In Agile, an Epic story is a potentially large placeholder story in the backlog. Typically they will be broken down into manageable stories during grooming before they are worked on. But if you need to estimate an Epic before breaking it down, how might you do that?
Use Story Points
In Defense of Large Numbers, Mike Cohn talks about how removing the larger values from your estimation toolkit is like deciding to strike “millions” and “billions” from our vocabulary just because our bank balances are only in the thousands.
#1 Show Historical Data
Pull up a list of recently completed Epics, along with their final point value. For example, if you recently finished a “User Registration” Epic, tally up all the points from all the stories in that Epic.
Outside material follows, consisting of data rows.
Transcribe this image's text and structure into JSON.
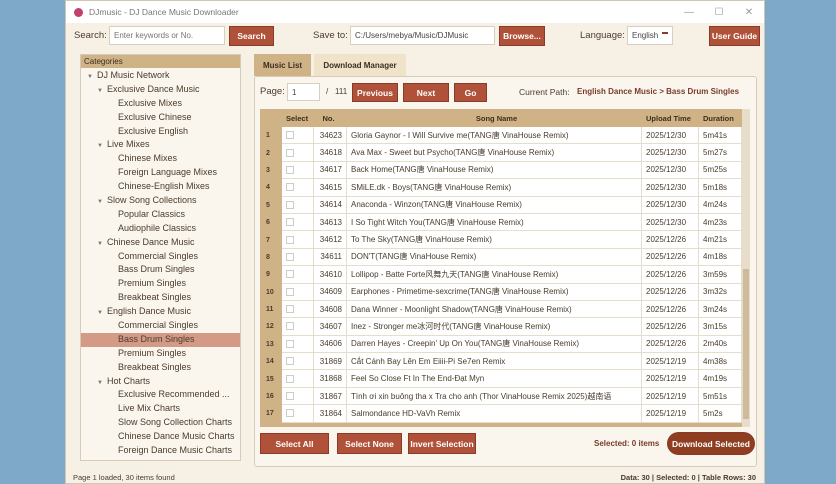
{
  "window": {
    "title": "DJmusic - DJ Dance Music Downloader",
    "minimize": "—",
    "maximize": "☐",
    "close": "✕"
  },
  "toolbar": {
    "search_label": "Search:",
    "search_placeholder": "Enter keywords or No.",
    "search_button": "Search",
    "save_label": "Save to:",
    "save_path": "C:/Users/mebya/Music/DJMusic",
    "browse_button": "Browse...",
    "language_label": "Language:",
    "language_value": "English",
    "guide_button": "User Guide"
  },
  "categories": {
    "header": "Categories",
    "nodes": [
      {
        "label": "DJ Music Network",
        "level": 0,
        "expanded": true
      },
      {
        "label": "Exclusive Dance Music",
        "level": 1,
        "expanded": true
      },
      {
        "label": "Exclusive Mixes",
        "level": 2
      },
      {
        "label": "Exclusive Chinese",
        "level": 2
      },
      {
        "label": "Exclusive English",
        "level": 2
      },
      {
        "label": "Live Mixes",
        "level": 1,
        "expanded": true
      },
      {
        "label": "Chinese Mixes",
        "level": 2
      },
      {
        "label": "Foreign Language Mixes",
        "level": 2
      },
      {
        "label": "Chinese-English Mixes",
        "level": 2
      },
      {
        "label": "Slow Song Collections",
        "level": 1,
        "expanded": true
      },
      {
        "label": "Popular Classics",
        "level": 2
      },
      {
        "label": "Audiophile Classics",
        "level": 2
      },
      {
        "label": "Chinese Dance Music",
        "level": 1,
        "expanded": true
      },
      {
        "label": "Commercial Singles",
        "level": 2
      },
      {
        "label": "Bass Drum Singles",
        "level": 2
      },
      {
        "label": "Premium Singles",
        "level": 2
      },
      {
        "label": "Breakbeat Singles",
        "level": 2
      },
      {
        "label": "English Dance Music",
        "level": 1,
        "expanded": true
      },
      {
        "label": "Commercial Singles",
        "level": 2
      },
      {
        "label": "Bass Drum Singles",
        "level": 2,
        "selected": true
      },
      {
        "label": "Premium Singles",
        "level": 2
      },
      {
        "label": "Breakbeat Singles",
        "level": 2
      },
      {
        "label": "Hot Charts",
        "level": 1,
        "expanded": true
      },
      {
        "label": "Exclusive Recommended ...",
        "level": 2
      },
      {
        "label": "Live Mix Charts",
        "level": 2
      },
      {
        "label": "Slow Song Collection Charts",
        "level": 2
      },
      {
        "label": "Chinese Dance Music Charts",
        "level": 2
      },
      {
        "label": "Foreign Dance Music Charts",
        "level": 2
      }
    ]
  },
  "tabs": [
    {
      "label": "Music List",
      "active": true
    },
    {
      "label": "Download Manager"
    }
  ],
  "pager": {
    "label": "Page:",
    "page": "1",
    "separator": "/",
    "total": "111",
    "previous": "Previous",
    "next": "Next",
    "go": "Go",
    "path_label": "Current Path:",
    "path_value": "English Dance Music > Bass Drum Singles"
  },
  "table": {
    "headers": [
      "Select",
      "No.",
      "Song Name",
      "Upload Time",
      "Duration"
    ],
    "rows": [
      [
        "1",
        "34623",
        "Gloria Gaynor - I Will Survive me(TANG唐 VinaHouse Remix)",
        "2025/12/30",
        "5m41s"
      ],
      [
        "2",
        "34618",
        "Ava Max - Sweet but Psycho(TANG唐 VinaHouse Remix)",
        "2025/12/30",
        "5m27s"
      ],
      [
        "3",
        "34617",
        "Back Home(TANG唐 VinaHouse Remix)",
        "2025/12/30",
        "5m25s"
      ],
      [
        "4",
        "34615",
        "SMiLE.dk - Boys(TANG唐 VinaHouse Remix)",
        "2025/12/30",
        "5m18s"
      ],
      [
        "5",
        "34614",
        "Anaconda - Winzon(TANG唐 VinaHouse Remix)",
        "2025/12/30",
        "4m24s"
      ],
      [
        "6",
        "34613",
        "I So Tight Witch You(TANG唐 VinaHouse Remix)",
        "2025/12/30",
        "4m23s"
      ],
      [
        "7",
        "34612",
        "To The Sky(TANG唐 VinaHouse Remix)",
        "2025/12/26",
        "4m21s"
      ],
      [
        "8",
        "34611",
        "DON'T(TANG唐 VinaHouse Remix)",
        "2025/12/26",
        "4m18s"
      ],
      [
        "9",
        "34610",
        "Lollipop - Batte Forte风舞九天(TANG唐 VinaHouse Remix)",
        "2025/12/26",
        "3m59s"
      ],
      [
        "10",
        "34609",
        "Earphones - Primetime-sexcrime(TANG唐 VinaHouse Remix)",
        "2025/12/26",
        "3m32s"
      ],
      [
        "11",
        "34608",
        "Dana Winner - Moonlight Shadow(TANG唐 VinaHouse Remix)",
        "2025/12/26",
        "3m24s"
      ],
      [
        "12",
        "34607",
        "Inez - Stronger me冰河时代(TANG唐 VinaHouse Remix)",
        "2025/12/26",
        "3m15s"
      ],
      [
        "13",
        "34606",
        "Darren Hayes - Creepin' Up On You(TANG唐 VinaHouse Remix)",
        "2025/12/26",
        "2m40s"
      ],
      [
        "14",
        "31869",
        "Cắt Cánh Bay Lên Em Eiiii-Pi Se7en Remix",
        "2025/12/19",
        "4m38s"
      ],
      [
        "15",
        "31868",
        "Feel So Close Ft In The End-Đạt Myn",
        "2025/12/19",
        "4m19s"
      ],
      [
        "16",
        "31867",
        "Tình ơi xin buông tha x Tra cho anh (Thor VinaHouse Remix 2025)越南语",
        "2025/12/19",
        "5m51s"
      ],
      [
        "17",
        "31864",
        "Salmondance HD-VaVh Remix",
        "2025/12/19",
        "5m2s"
      ]
    ]
  },
  "actions": {
    "select_all": "Select All",
    "select_none": "Select None",
    "invert": "Invert Selection",
    "selected_count": "Selected: 0 items",
    "download": "Download Selected"
  },
  "statusbar": {
    "left": "Page 1 loaded, 30 items found",
    "right": "Data: 30 | Selected: 0 | Table Rows: 30"
  },
  "colors": {
    "accent": "#b0523a",
    "tan": "#cfb387",
    "selected_row": "#d39a86",
    "download": "#8f3e22"
  }
}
You might end up with something like this:
- Password Reset, 15 points
- User Registration, 35 points
- Admin Interface, 70 points
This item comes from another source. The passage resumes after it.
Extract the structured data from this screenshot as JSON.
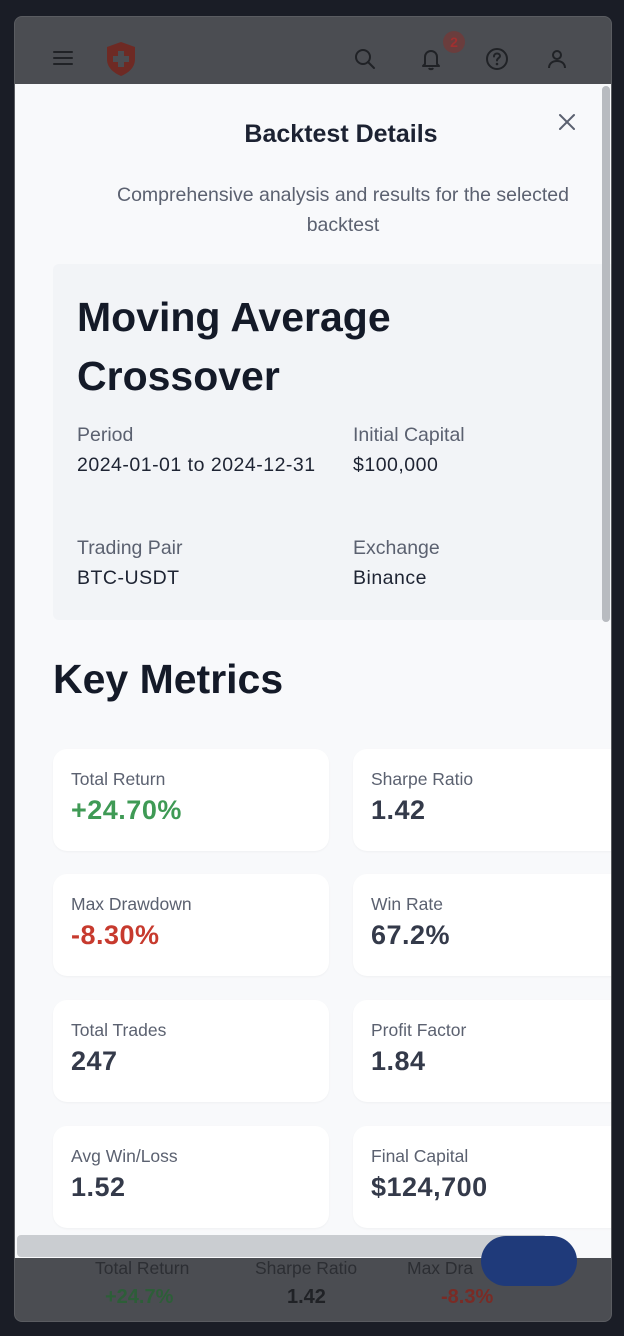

#2 Discussion of Mocks
The next step is to view the mocks as a team. Yes, this means to need mocks. Go over every screen as a team.
- Write down a high level set of features.
- Write down how many pages/screens are involved.
- Write down any complexity you see.
- Think about any dependencies you may have.
For Epic estimation, I like to cheat a little and ask the team to agree whether this story is the same size as another Epic on the board, or whether it’s between two of the epics. That will ground planning poker.
#3 Relative Estimation
You should be ready to play planning poker. Ask the team if they are ready to estimate. Tell them that we are going to continue to use the Fibonacci sequence. As a refresher, here are the larger Fibonacci numbers:
13, 21, 34, 55, 89, 144
Assign a number of fingers to each number. For example:
13 (1), 21 (2), 34 (3), 55 (4), 89 (5), 144 (6)
Now, it’s time to vote. On the count of three, every one holds up a number of fingers simultaneously. You would be surprised how often everyone in the room holds up the same number of fingers at this point. Congratulations; you have an Epic estimate.
Remember that high level set of features you wrote down during the discussion of the mocks? You have already done 90% of the work for milestone definition, might as well take it over the finish line to de-risk your project. Reminder: the goal of milestones is to deliver (usually three) potentially shippable product increments along the way to a finished product.
Just write down labels for milestone 1, 2 and 3 on the board. Start with the most critical features, and put them in the early milestones. You will likely run out of room and have to bump features to later milestones. That’s fine! The goal is to keep the product potentially shippable; be ruthless in prioritizing only features that would block a user from getting the primary user value.
What about T-Shirt Sizing?
On common method is to assign T-Shirt sizes to stories, such as Extra Small, Small, Large, Extra Large, etc. This method has the benefit of being in a non-numerical unit. It’s very hard to hold a team accountable to a deadline around an estimate of “Large”.
This method also lends itself to relational estimation, versus absolute estimation. But, you have to hold to that bar yourself. For example, you could identify one medium sized story in the batch and randomly call it a “Medium”. Then, you can relatively estimate from there. If you do T-Shirt sizing a lot, you should present the team with some of their previous complete stories, along with their original T-Shirt sizes, to ground the discussion.
However, what if you also need to estimate how long the Epic might take in terms of time? You might be tempted to equate T-Shirt sizes directly with a number of weeks or sprints. But that’s the same thing as equating story points to hours, which is a huge no-no.